The ability to differentiate between the two is important in how we prioritize and make choices in everyday life. We’re also better equipped to recognize this ability, or a lack thereof, in other people.  


Self-love

 Self-love is the act of valuing your own happiness and well-being. When we see ourselves as worthy of kindness and compassion, we more easily view others in the same way. 

Love Yourself REVAs an important component of self-esteem, it enables us to have confidence and a positive self-image.

Without it, we feel the need to constantly “measure up” to self-imposed and societal standards. If that doesn’t happen then we feel like failures, unworthy of respect for ourselves and others. 
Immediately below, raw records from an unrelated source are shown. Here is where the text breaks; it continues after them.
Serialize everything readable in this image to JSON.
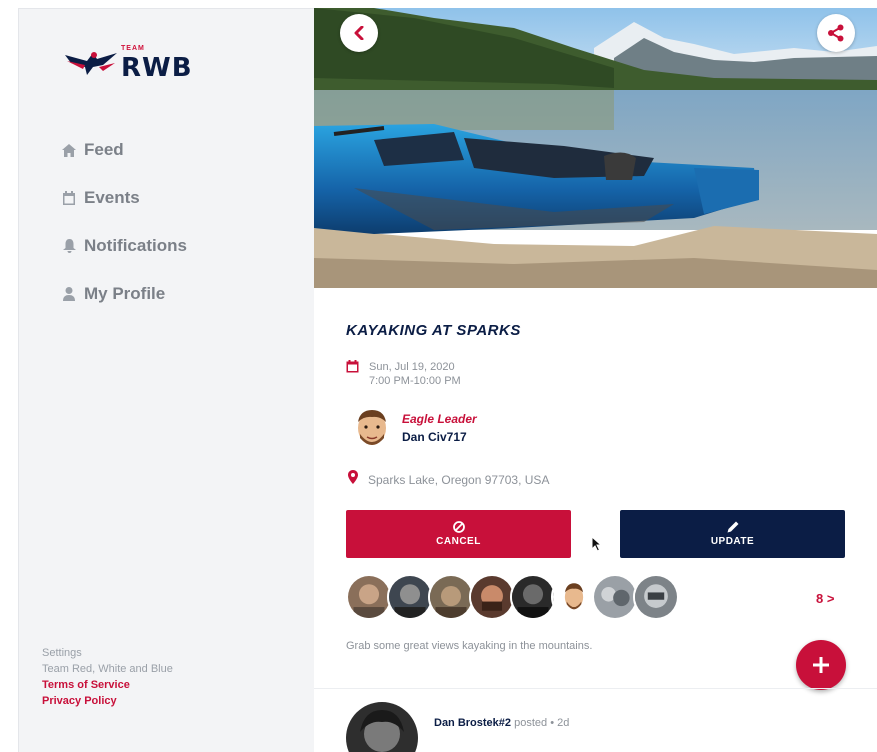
{
  "brand": {
    "team": "TEAM",
    "name": "RWB"
  },
  "nav": [
    {
      "label": "Feed",
      "icon": "home-icon"
    },
    {
      "label": "Events",
      "icon": "calendar-icon"
    },
    {
      "label": "Notifications",
      "icon": "bell-icon"
    },
    {
      "label": "My Profile",
      "icon": "user-icon"
    }
  ],
  "footer": {
    "settings": "Settings",
    "org": "Team Red, White and Blue",
    "terms": "Terms of Service",
    "privacy": "Privacy Policy"
  },
  "event": {
    "title": "KAYAKING AT SPARKS",
    "date": "Sun, Jul 19, 2020",
    "time": "7:00 PM-10:00 PM",
    "leader_role": "Eagle Leader",
    "leader_name": "Dan Civ717",
    "location": "Sparks Lake, Oregon 97703, USA",
    "description": "Grab some great views kayaking in the mountains.",
    "more_attendees": "8 >"
  },
  "actions": {
    "cancel": "CANCEL",
    "update": "UPDATE"
  },
  "post": {
    "author": "Dan Brostek#2",
    "meta": "posted • 2d"
  },
  "colors": {
    "accent_red": "#c8103a",
    "navy": "#0b1d45",
    "sidebar_bg": "#f3f4f6"
  }
}
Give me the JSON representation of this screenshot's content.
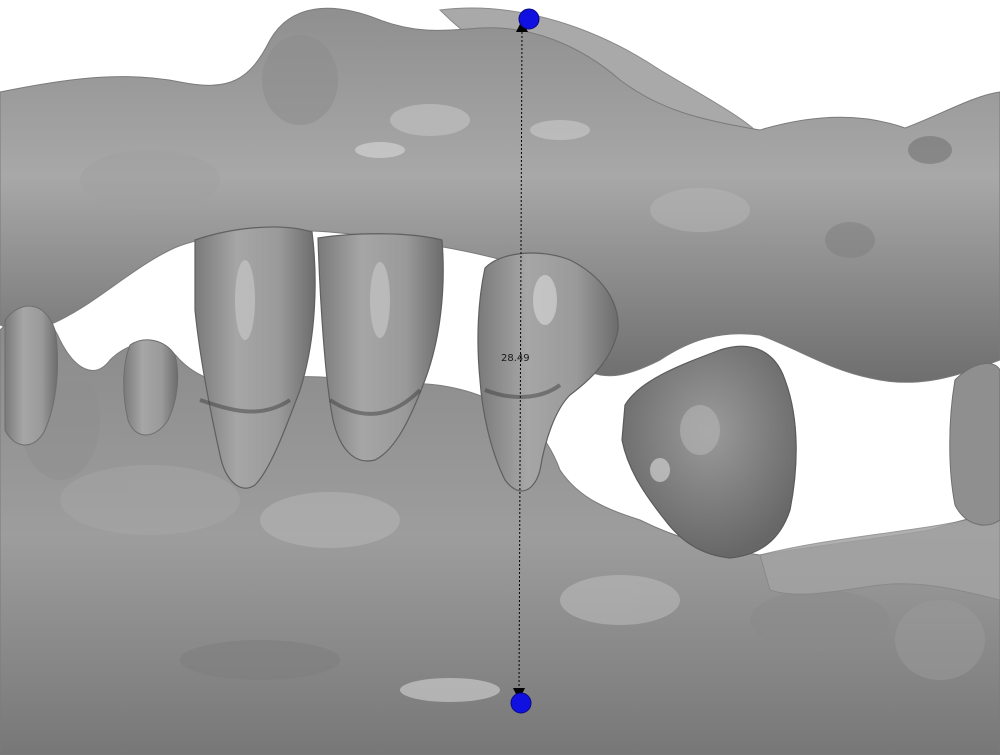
{
  "viewer": {
    "measurement": {
      "label": "28.49",
      "start_point_color": "#1010e0",
      "end_point_color": "#1010e0",
      "line_color": "#000000"
    },
    "model": {
      "surface_color": "#9a9a9a",
      "highlight_color": "#d8d8d8",
      "shadow_color": "#5a5a5a"
    },
    "background_color": "#ffffff"
  }
}
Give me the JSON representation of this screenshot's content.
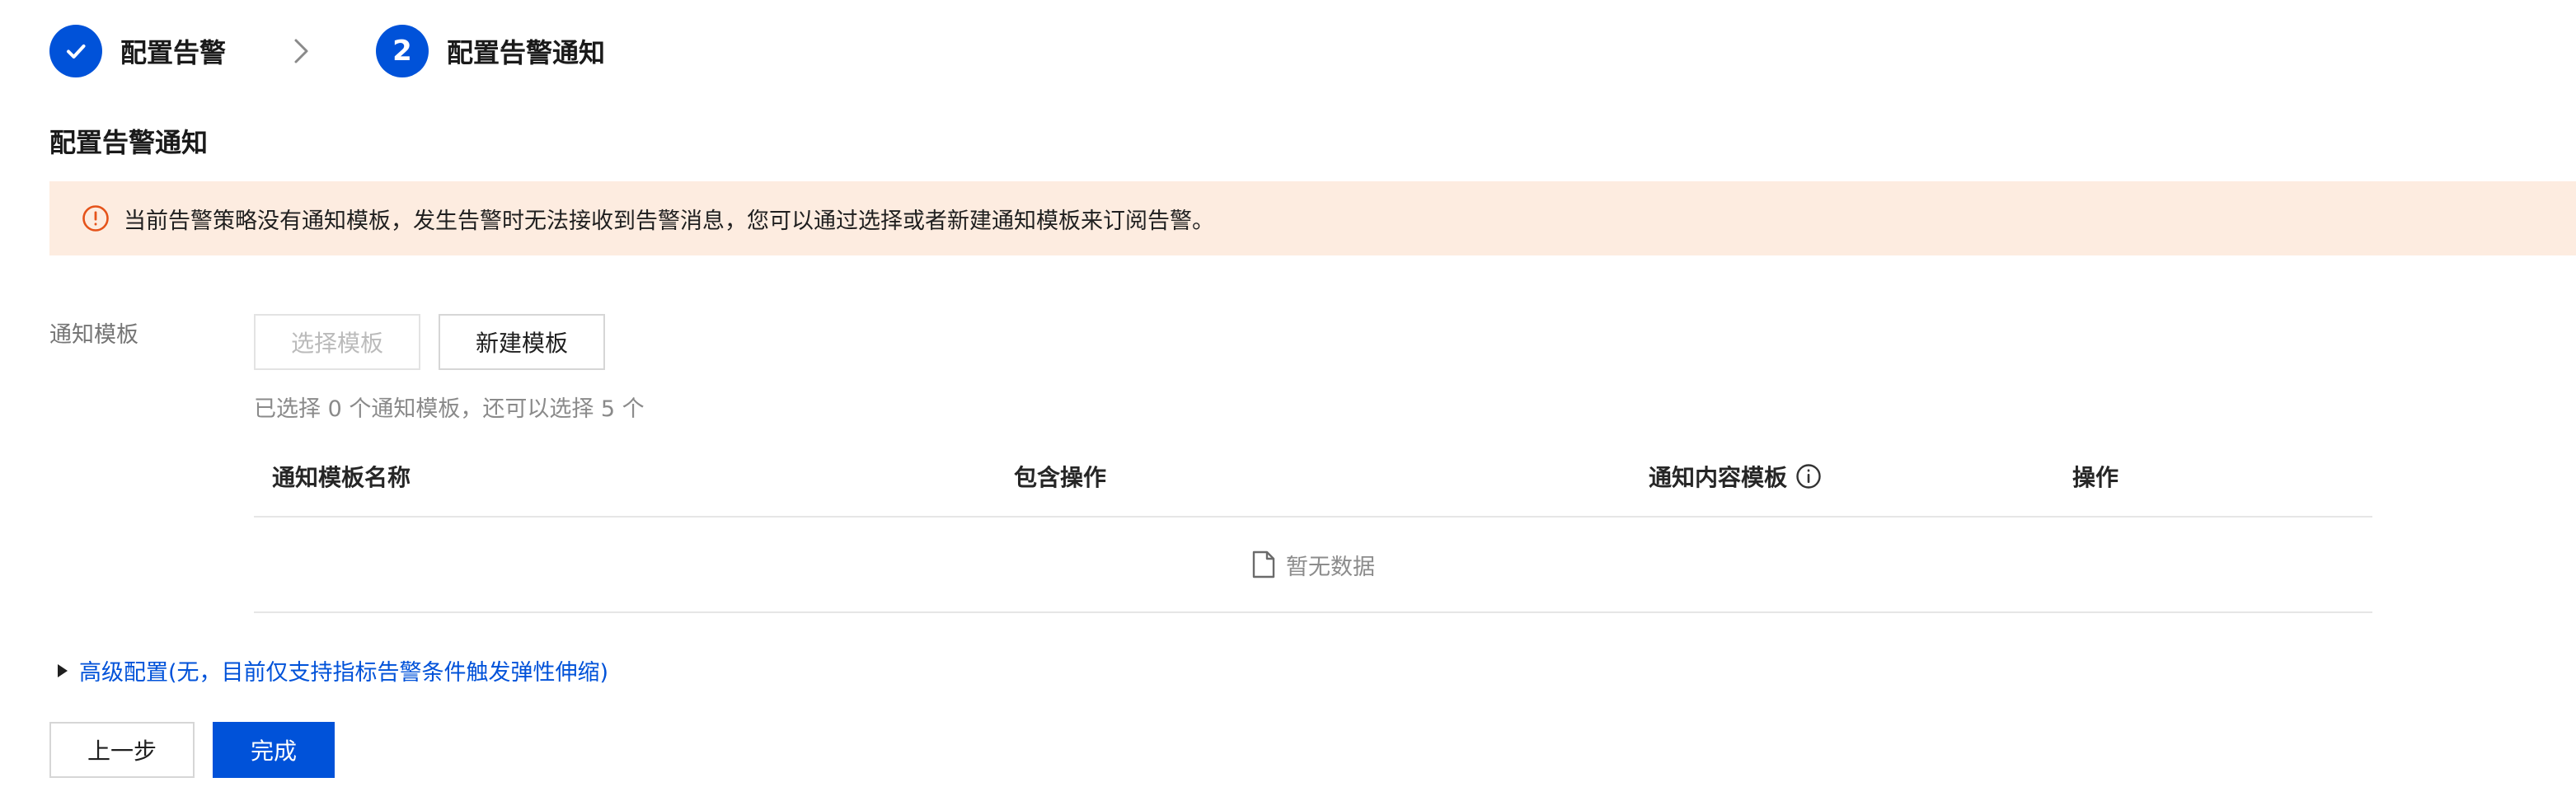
{
  "steps": [
    {
      "index": "✓",
      "label": "配置告警",
      "state": "done"
    },
    {
      "index": "2",
      "label": "配置告警通知",
      "state": "current"
    }
  ],
  "section": {
    "title": "配置告警通知"
  },
  "alert": {
    "message": "当前告警策略没有通知模板，发生告警时无法接收到告警消息，您可以通过选择或者新建通知模板来订阅告警。",
    "color": "#fdece0",
    "icon": "warning-circle-icon"
  },
  "form": {
    "label": "通知模板",
    "select_button": "选择模板",
    "new_button": "新建模板",
    "hint": "已选择 0 个通知模板，还可以选择 5 个"
  },
  "table": {
    "columns": [
      "通知模板名称",
      "包含操作",
      "通知内容模板",
      "操作"
    ],
    "empty_text": "暂无数据"
  },
  "advanced": {
    "label": "高级配置(无，目前仅支持指标告警条件触发弹性伸缩)"
  },
  "footer": {
    "prev_button": "上一步",
    "done_button": "完成"
  },
  "colors": {
    "primary": "#0052d9",
    "warning": "#e5531a"
  }
}
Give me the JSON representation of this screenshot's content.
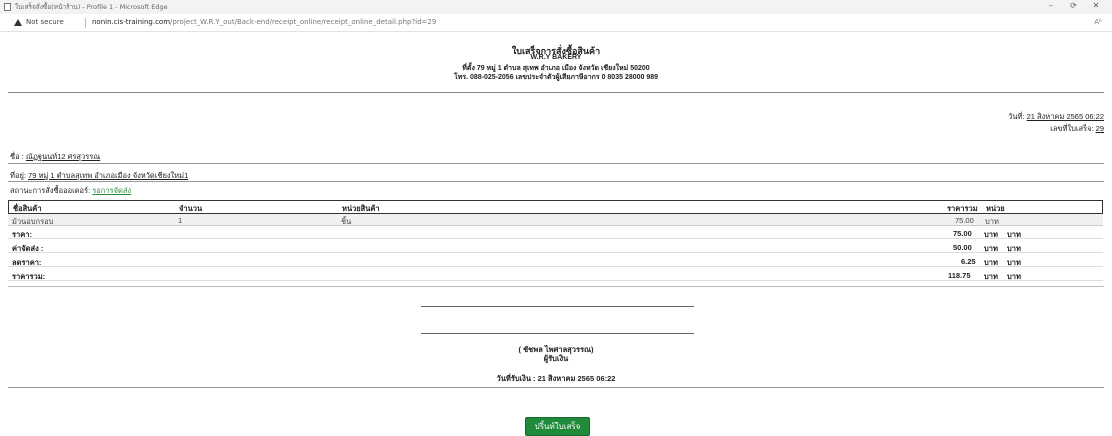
{
  "window": {
    "title": "ใบเสร็จสั่งซื้อ(หน้าร้าน) - Profile 1 - Microsoft Edge",
    "minimize": "–",
    "restore": "⟳",
    "close": "✕"
  },
  "addressbar": {
    "security_label": "Not secure",
    "url_host": "nonin.cis-training.com",
    "url_path": "/project_W.R.Y_out/Back-end/receipt_online/receipt_online_detail.php?id=29",
    "reader_label": "Aᵇ"
  },
  "header": {
    "title": "ใบเสร็จการสั่งซื้อสินค้า",
    "shop_name": "W.R.Y BAKERY",
    "address": "ที่ตั้ง 79 หมู่ 1 ตำบล สุเทพ อำเภอ เมือง จังหวัด เชียงใหม่ 50200",
    "contact": "โทร. 088-025-2056 เลขประจำตัวผู้เสียภาษีอากร 0 8035 28000 989"
  },
  "receipt_meta": {
    "date_label": "วันที่:",
    "date_value": "21 สิงหาคม 2565 06:22",
    "number_label": "เลขที่ใบเสร็จ:",
    "number_value": "29"
  },
  "customer": {
    "name_label": "ชื่อ :",
    "name_value": "ณัฏฐนนท์12 ศรสุวรรณ",
    "address_label": "ที่อยู่:",
    "address_value": "79 หมู่ 1 ตำบลสุเทพ อำเภอเมือง จังหวัดเชียงใหม่1",
    "status_label": "สถานะการสั่งซื้อออเดอร์:",
    "status_value": "รอการจัดส่ง"
  },
  "items_table": {
    "headers": [
      "ชื่อสินค้า",
      "จำนวน",
      "หน่วยสินค้า",
      "ราคารวม",
      "หน่วย"
    ],
    "rows": [
      {
        "name": "ม้วนอบกรอบ",
        "qty": "1",
        "unit": "ชิ้น",
        "total": "75.00",
        "currency": "บาท"
      }
    ]
  },
  "summary": [
    {
      "label": "ราคา:",
      "value": "75.00",
      "currency": "บาท",
      "unit": "บาท"
    },
    {
      "label": "ค่าจัดส่ง :",
      "value": "50.00",
      "currency": "บาท",
      "unit": "บาท"
    },
    {
      "label": "ลดราคา:",
      "value": "6.25",
      "currency": "บาท",
      "unit": "บาท"
    },
    {
      "label": "ราคารวม:",
      "value": "118.75",
      "currency": "บาท",
      "unit": "บาท"
    }
  ],
  "signature": {
    "name": "( ชัชพล ไพศาลสุวรรณ)",
    "role": "ผู้รับเงิน",
    "paid_date": "วันที่รับเงิน : 21 สิงหาคม 2565 06:22"
  },
  "actions": {
    "print_label": "ปริ้นท์ใบเสร็จ"
  },
  "colors": {
    "status_green": "#2e8b3c",
    "print_button": "#1f8a3a"
  }
}
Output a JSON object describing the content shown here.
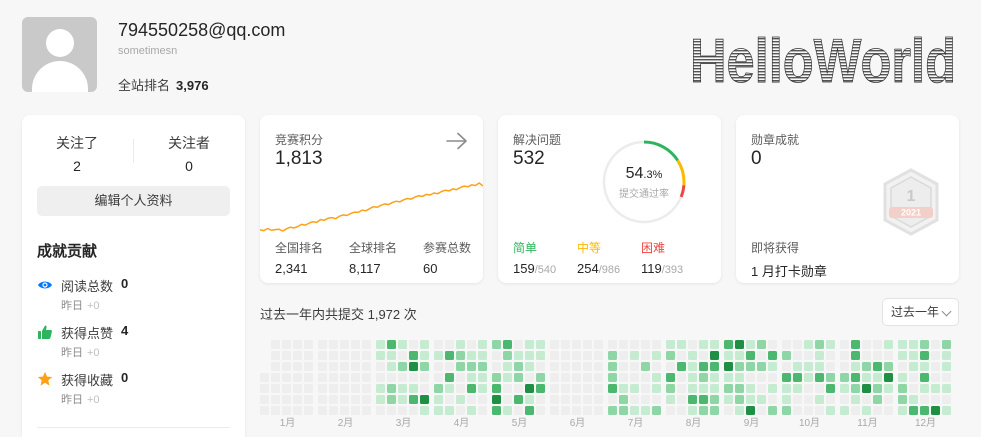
{
  "profile": {
    "email": "794550258@qq.com",
    "username": "sometimesn",
    "rank_label": "全站排名",
    "rank_value": "3,976",
    "banner_text": "HelloWorld"
  },
  "follow": {
    "following_label": "关注了",
    "following_value": "2",
    "followers_label": "关注者",
    "followers_value": "0",
    "edit_button": "编辑个人资料"
  },
  "contributions": {
    "title": "成就贡献",
    "items": [
      {
        "label": "阅读总数",
        "value": "0",
        "sub_label": "昨日",
        "sub_value": "+0",
        "icon": "eye-icon",
        "color": "#007aff"
      },
      {
        "label": "获得点赞",
        "value": "4",
        "sub_label": "昨日",
        "sub_value": "+0",
        "icon": "thumbs-up-icon",
        "color": "#2db55d"
      },
      {
        "label": "获得收藏",
        "value": "0",
        "sub_label": "昨日",
        "sub_value": "+0",
        "icon": "star-icon",
        "color": "#ffa116"
      }
    ]
  },
  "contest": {
    "label": "竞赛积分",
    "value": "1,813",
    "national_rank_label": "全国排名",
    "national_rank_value": "2,341",
    "global_rank_label": "全球排名",
    "global_rank_value": "8,117",
    "contests_label": "参赛总数",
    "contests_value": "60",
    "line_color": "#ffa116",
    "rating_history": [
      1470,
      1465,
      1480,
      1468,
      1472,
      1475,
      1462,
      1478,
      1490,
      1485,
      1495,
      1510,
      1505,
      1520,
      1530,
      1525,
      1545,
      1540,
      1555,
      1560,
      1552,
      1570,
      1580,
      1575,
      1590,
      1600,
      1598,
      1615,
      1610,
      1625,
      1640,
      1635,
      1650,
      1660,
      1655,
      1670,
      1680,
      1675,
      1690,
      1700,
      1695,
      1710,
      1720,
      1715,
      1730,
      1725,
      1740,
      1735,
      1750,
      1760,
      1755,
      1770,
      1765,
      1780,
      1790,
      1785,
      1800,
      1795,
      1813,
      1790
    ]
  },
  "problems": {
    "label": "解决问题",
    "value": "532",
    "percent": "54",
    "percent_decimal": ".3%",
    "percent_label": "提交通过率",
    "easy_label": "简单",
    "easy_value": "159",
    "easy_total": "540",
    "medium_label": "中等",
    "medium_value": "254",
    "medium_total": "986",
    "hard_label": "困难",
    "hard_value": "119",
    "hard_total": "393",
    "easy_color": "#2db55d",
    "medium_color": "#ffb800",
    "hard_color": "#ef4743"
  },
  "badges": {
    "label": "勋章成就",
    "value": "0",
    "upcoming_label": "即将获得",
    "upcoming_value": "1 月打卡勋章",
    "badge_year": "2021",
    "badge_number": "1"
  },
  "submissions": {
    "title": "过去一年内共提交 1,972 次",
    "range_select": "过去一年",
    "months": [
      "1月",
      "2月",
      "3月",
      "4月",
      "5月",
      "6月",
      "7月",
      "8月",
      "9月",
      "10月",
      "11月",
      "12月"
    ],
    "level_colors": [
      "#eeeeee",
      "#c5ebd1",
      "#8fd6a6",
      "#4cb86f",
      "#1f8f43"
    ]
  }
}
This challenge is based on the work of Brené Brown, a research professor at the University of Houston. She tells us that self-love is our birthright, that we aren’t required to earn it, but we must believe in it. 

That can be a tall task in today’s world. The race to be smarter, younger-looking, healthier, richer, thinner, etc. is overwhelming. We’re barraged with products and services that can “improve” and make us more successful. 

I followed Niki’s instructions to watch for moments when I didn’t feel good about myself. There were several times throughout the past week and all for different reasons.

GrowthREVHowever, I came up with a positive, simple mantra to remind myself that we should always exercise kindness towards ourselves and others. 

“Growth is ongoing…”

Changing negative behaviors requires diligence and strength, but we must first be aware of the behavior.

Once we identify these unfavorable attitudes towards ourselves we must remember that only through growth can we change.

We always have the opportunity for self-improvement; growth is ongoing as long as we want it to be!

Cultivating self-love requires attention and practice. This will be my focus and hopefully, the moments of negativity will dissipate. The goal is to replace it with a spirit of kindness and caring, not only for myself but others as well!

Week 1 | Self-Love